> _Assignment_: Copy all the lines of the data that include the word "text".

Web page and app entries
------------------------
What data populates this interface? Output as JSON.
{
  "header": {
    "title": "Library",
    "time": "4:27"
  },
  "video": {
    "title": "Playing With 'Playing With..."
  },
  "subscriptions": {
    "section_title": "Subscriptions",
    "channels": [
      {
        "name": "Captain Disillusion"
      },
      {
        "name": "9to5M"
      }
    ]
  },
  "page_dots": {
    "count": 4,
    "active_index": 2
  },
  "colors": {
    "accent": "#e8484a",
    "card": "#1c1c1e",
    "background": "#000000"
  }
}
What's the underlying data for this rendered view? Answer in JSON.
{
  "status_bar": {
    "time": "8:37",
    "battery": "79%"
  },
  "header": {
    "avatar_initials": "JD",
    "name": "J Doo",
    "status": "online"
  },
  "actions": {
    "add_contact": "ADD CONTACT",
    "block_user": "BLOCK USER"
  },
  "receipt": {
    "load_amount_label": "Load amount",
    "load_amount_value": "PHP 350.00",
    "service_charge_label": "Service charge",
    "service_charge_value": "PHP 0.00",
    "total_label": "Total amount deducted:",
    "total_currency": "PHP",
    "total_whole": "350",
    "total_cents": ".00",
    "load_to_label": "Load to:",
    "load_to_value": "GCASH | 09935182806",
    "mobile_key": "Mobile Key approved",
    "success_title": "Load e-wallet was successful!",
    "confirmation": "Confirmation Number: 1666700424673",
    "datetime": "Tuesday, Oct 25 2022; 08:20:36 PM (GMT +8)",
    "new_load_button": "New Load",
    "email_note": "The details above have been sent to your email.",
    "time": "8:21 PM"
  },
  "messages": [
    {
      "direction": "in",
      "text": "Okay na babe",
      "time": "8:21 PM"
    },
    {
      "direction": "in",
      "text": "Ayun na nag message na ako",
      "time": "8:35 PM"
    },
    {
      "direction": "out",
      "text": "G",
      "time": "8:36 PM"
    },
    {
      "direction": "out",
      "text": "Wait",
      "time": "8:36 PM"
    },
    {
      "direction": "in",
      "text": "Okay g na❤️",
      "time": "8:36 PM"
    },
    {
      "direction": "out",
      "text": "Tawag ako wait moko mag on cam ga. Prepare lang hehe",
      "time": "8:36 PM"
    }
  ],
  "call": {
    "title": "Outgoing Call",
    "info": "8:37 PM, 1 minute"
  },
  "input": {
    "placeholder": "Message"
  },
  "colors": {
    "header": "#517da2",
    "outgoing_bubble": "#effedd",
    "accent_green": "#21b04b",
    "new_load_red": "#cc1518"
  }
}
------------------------
> _Task response_:
      "text": "Okay na babe",
      "text": "Ayun na nag message na ako",
      "text": "G",
      "text": "Wait",
      "text": "Okay g na❤️",
      "text": "Tawag ako wait moko mag on cam ga. Prepare lang hehe",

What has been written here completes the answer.